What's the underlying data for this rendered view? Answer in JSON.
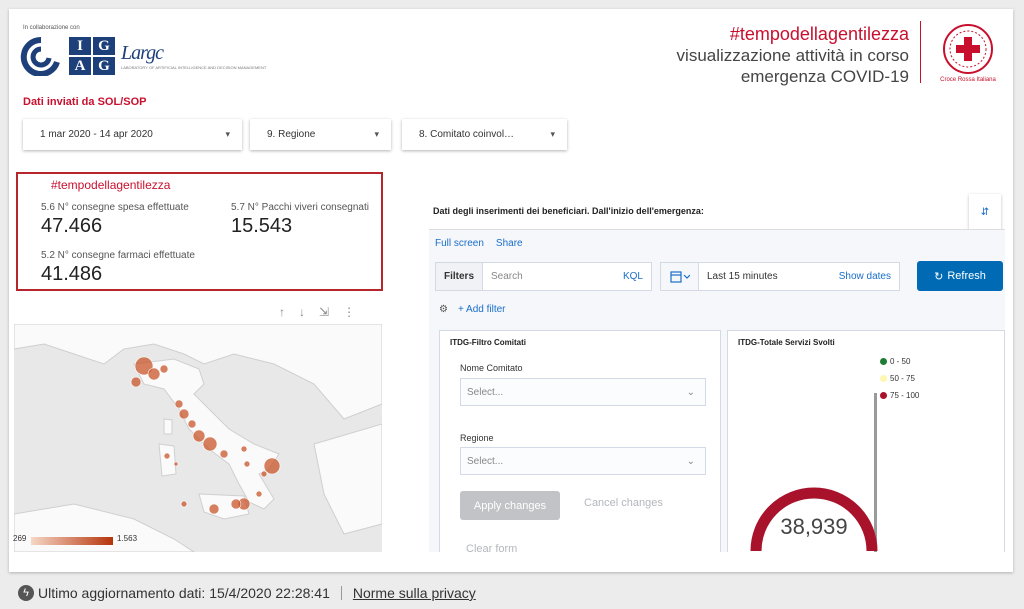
{
  "header": {
    "collab_text": "In collaborazione con",
    "logo_iag_letters": [
      "I",
      "G",
      "A",
      "G"
    ],
    "logo_largc_text": "Largc",
    "logo_largc_sub": "LABORATORY OF ARTIFICIAL INTELLIGENCE AND DECISION MANAGEMENT",
    "hashtag": "#tempodellagentilezza",
    "subtitle_line1": "visualizzazione attività in corso",
    "subtitle_line2": "emergenza COVID-19",
    "org_name": "Croce Rossa Italiana",
    "accent_color": "#c8102e"
  },
  "section_title": "Dati inviati da SOL/SOP",
  "filters": [
    {
      "label": "1 mar 2020 - 14 apr 2020",
      "arrow": "▾"
    },
    {
      "label": "9. Regione",
      "arrow": "▾"
    },
    {
      "label": "8. Comitato coinvol…",
      "arrow": "▾"
    }
  ],
  "kpi": {
    "title": "#tempodellagentilezza",
    "items": [
      {
        "label": "5.6 N° consegne spesa effettuate",
        "value": "47.466"
      },
      {
        "label": "5.7 N° Pacchi viveri consegnati",
        "value": "15.543"
      },
      {
        "label": "5.2 N° consegne farmaci effettuate",
        "value": "41.486"
      }
    ]
  },
  "map": {
    "tools": [
      "↑",
      "↓",
      "⇲",
      "⋮"
    ],
    "legend_min": "269",
    "legend_max": "1.563"
  },
  "kibana": {
    "title": "Dati degli inserimenti dei beneficiari. Dall'inizio dell'emergenza:",
    "edge_icon": "⇵",
    "links": [
      "Full screen",
      "Share"
    ],
    "filters_label": "Filters",
    "search_placeholder": "Search",
    "kql": "KQL",
    "date_range": "Last 15 minutes",
    "show_dates": "Show dates",
    "refresh": "Refresh",
    "add_filter": "+ Add filter",
    "panel_left": {
      "title": "ITDG-Filtro Comitati",
      "field1_label": "Nome Comitato",
      "field1_placeholder": "Select...",
      "field2_label": "Regione",
      "field2_placeholder": "Select...",
      "apply": "Apply changes",
      "cancel": "Cancel changes",
      "clear": "Clear form"
    },
    "panel_right": {
      "title": "ITDG-Totale Servizi Svolti",
      "legend": [
        {
          "label": "0 - 50",
          "color": "#1f7a33"
        },
        {
          "label": "50 - 75",
          "color": "#fff7b0"
        },
        {
          "label": "75 - 100",
          "color": "#a8122a"
        }
      ],
      "gauge_value": "38,939"
    }
  },
  "footer": {
    "last_update": "Ultimo aggiornamento dati: 15/4/2020 22:28:41",
    "privacy": "Norme sulla privacy"
  }
}
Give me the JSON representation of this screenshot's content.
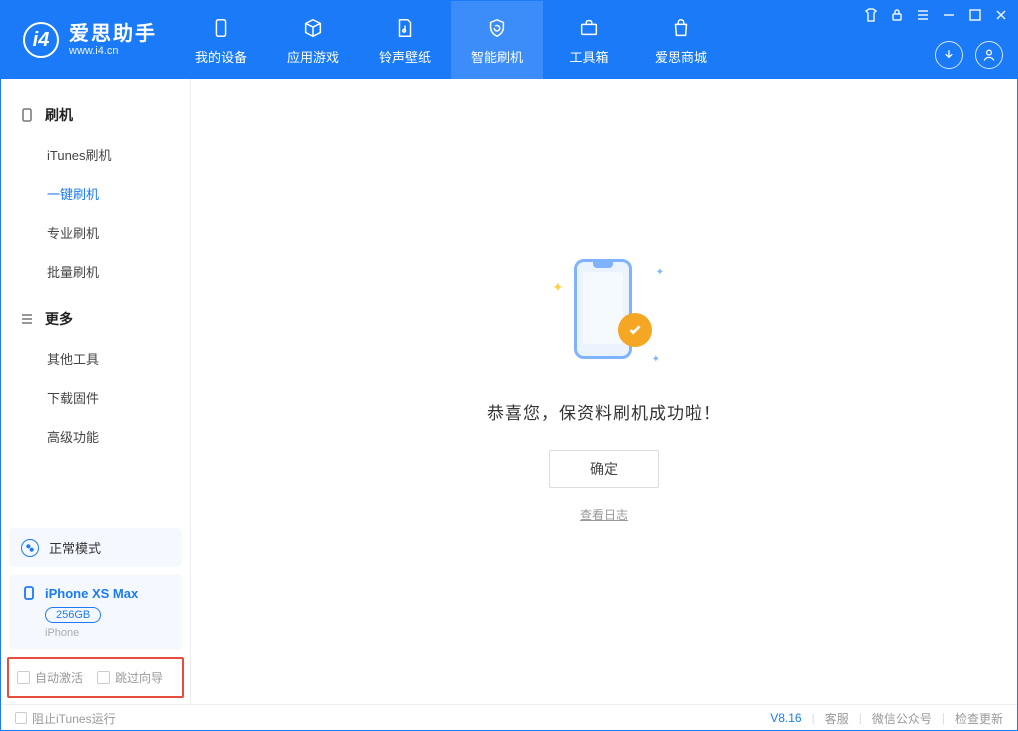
{
  "app": {
    "title": "爱思助手",
    "subtitle": "www.i4.cn"
  },
  "nav": [
    {
      "label": "我的设备"
    },
    {
      "label": "应用游戏"
    },
    {
      "label": "铃声壁纸"
    },
    {
      "label": "智能刷机"
    },
    {
      "label": "工具箱"
    },
    {
      "label": "爱思商城"
    }
  ],
  "sidebar": {
    "group1": {
      "title": "刷机",
      "items": [
        "iTunes刷机",
        "一键刷机",
        "专业刷机",
        "批量刷机"
      ]
    },
    "group2": {
      "title": "更多",
      "items": [
        "其他工具",
        "下载固件",
        "高级功能"
      ]
    }
  },
  "mode": {
    "label": "正常模式"
  },
  "device": {
    "name": "iPhone XS Max",
    "storage": "256GB",
    "type": "iPhone"
  },
  "highlight": {
    "opt1": "自动激活",
    "opt2": "跳过向导"
  },
  "main": {
    "success": "恭喜您，保资料刷机成功啦！",
    "ok": "确定",
    "log": "查看日志"
  },
  "footer": {
    "block_itunes": "阻止iTunes运行",
    "version": "V8.16",
    "service": "客服",
    "wechat": "微信公众号",
    "update": "检查更新"
  }
}
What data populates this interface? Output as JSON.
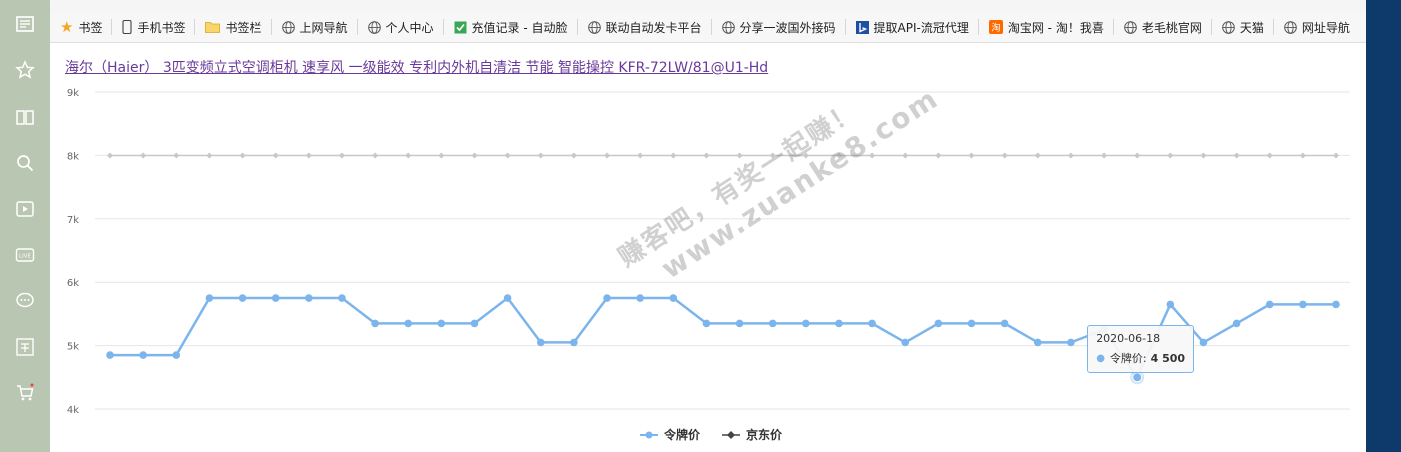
{
  "bookmarks": [
    {
      "label": "书签",
      "icon": "star-icon"
    },
    {
      "label": "手机书签",
      "icon": "phone-icon"
    },
    {
      "label": "书签栏",
      "icon": "folder-icon"
    },
    {
      "label": "上网导航",
      "icon": "globe-icon"
    },
    {
      "label": "个人中心",
      "icon": "globe-icon"
    },
    {
      "label": "充值记录 - 自动脸",
      "icon": "check-icon"
    },
    {
      "label": "联动自动发卡平台",
      "icon": "globe-icon"
    },
    {
      "label": "分享一波国外接码",
      "icon": "globe-icon"
    },
    {
      "label": "提取API-流冠代理",
      "icon": "bing-icon"
    },
    {
      "label": "淘宝网 - 淘！我喜",
      "icon": "taobao-icon"
    },
    {
      "label": "老毛桃官网",
      "icon": "globe-icon"
    },
    {
      "label": "天猫",
      "icon": "globe-icon"
    },
    {
      "label": "网址导航",
      "icon": "globe-icon"
    }
  ],
  "bookmarks_more": "»",
  "product_title": "海尔（Haier） 3匹变频立式空调柜机 速享风 一级能效 专利内外机自清洁 节能 智能操控 KFR-72LW/81@U1-Hd",
  "watermark": {
    "line1": "赚客吧，有奖一起赚！",
    "line2": "www.zuanke8.com"
  },
  "tooltip": {
    "date": "2020-06-18",
    "series": "令牌价",
    "value": "4 500",
    "index": 31
  },
  "colors": {
    "lingpai": "#7cb5ec",
    "jd": "#c8c8c8",
    "sidebar": "#b9c6b1"
  },
  "chart_data": {
    "type": "line",
    "ylim": [
      4000,
      9000
    ],
    "y_ticks": [
      4000,
      5000,
      6000,
      7000,
      8000,
      9000
    ],
    "y_tick_labels": [
      "4k",
      "5k",
      "6k",
      "7k",
      "8k",
      "9k"
    ],
    "grid": true,
    "legend_position": "bottom-center",
    "series": [
      {
        "name": "令牌价",
        "color": "#7cb5ec",
        "values": [
          4850,
          4850,
          4850,
          5750,
          5750,
          5750,
          5750,
          5750,
          5350,
          5350,
          5350,
          5350,
          5750,
          5050,
          5050,
          5750,
          5750,
          5750,
          5350,
          5350,
          5350,
          5350,
          5350,
          5350,
          5050,
          5350,
          5350,
          5350,
          5050,
          5050,
          5250,
          4500,
          5650,
          5050,
          5350,
          5650,
          5650,
          5650
        ]
      },
      {
        "name": "京东价",
        "color": "#c8c8c8",
        "values": [
          7999,
          7999,
          7999,
          7999,
          7999,
          7999,
          7999,
          7999,
          7999,
          7999,
          7999,
          7999,
          7999,
          7999,
          7999,
          7999,
          7999,
          7999,
          7999,
          7999,
          7999,
          7999,
          7999,
          7999,
          7999,
          7999,
          7999,
          7999,
          7999,
          7999,
          7999,
          7999,
          7999,
          7999,
          7999,
          7999,
          7999,
          7999
        ]
      }
    ]
  }
}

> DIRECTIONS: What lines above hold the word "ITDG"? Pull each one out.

> YOUR SOLUTION:
      "title": "ITDG-Filtro Comitati",
      "title": "ITDG-Totale Servizi Svolti",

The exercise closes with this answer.